Dazed and confused he looks up to see the mysterious stranger Chung-Li at the inn waiting for the millet to cook. Chung-Li says, “The cereal isn’t even done and you have dreamed your way to paradise”
Lu looks at him and asks him, “You know what I dreamed?”
Chung-Li says, “In the dream you just had, you experienced fifty years of up and downs, all in a short while. Whatever you got is not worth rejoicing over, and whatever you lost is not worth regretting.” These words left Lu stunned. Chung-Li continued, “There is also a great awakening, after which you realize this human world is one big dream.”
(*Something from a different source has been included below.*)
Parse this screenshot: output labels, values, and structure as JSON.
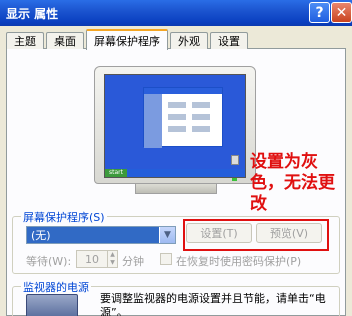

After hearing all this and reflecting on his dream Lu Yen, a Confucian scholar, was ready to quit his ambition for everything he has imagined his life would be. He realized he has just met a Taoist adept, a master of spiritual alchemy, and immediately asked the stranger for guidance in Tao, to be taught “the art of transcending the world.”
Chung-Li could tell that Lu was still not ready to receive the teaching as he had only just now awakened from his dream, telling him that it would take “several generations to transcend the world.” Lu begged for even the smallest lesson to get started on the way but Chung-Li refused. Lu was devastated and the two went separate ways and Lu began to find his Way alone. Some say he went into isolation and abandoned his career. It would be several years before the two would cross paths again, and when they do the next part of the story evolves.
Check back later for Part 2
Copyright: Cory Williams 2011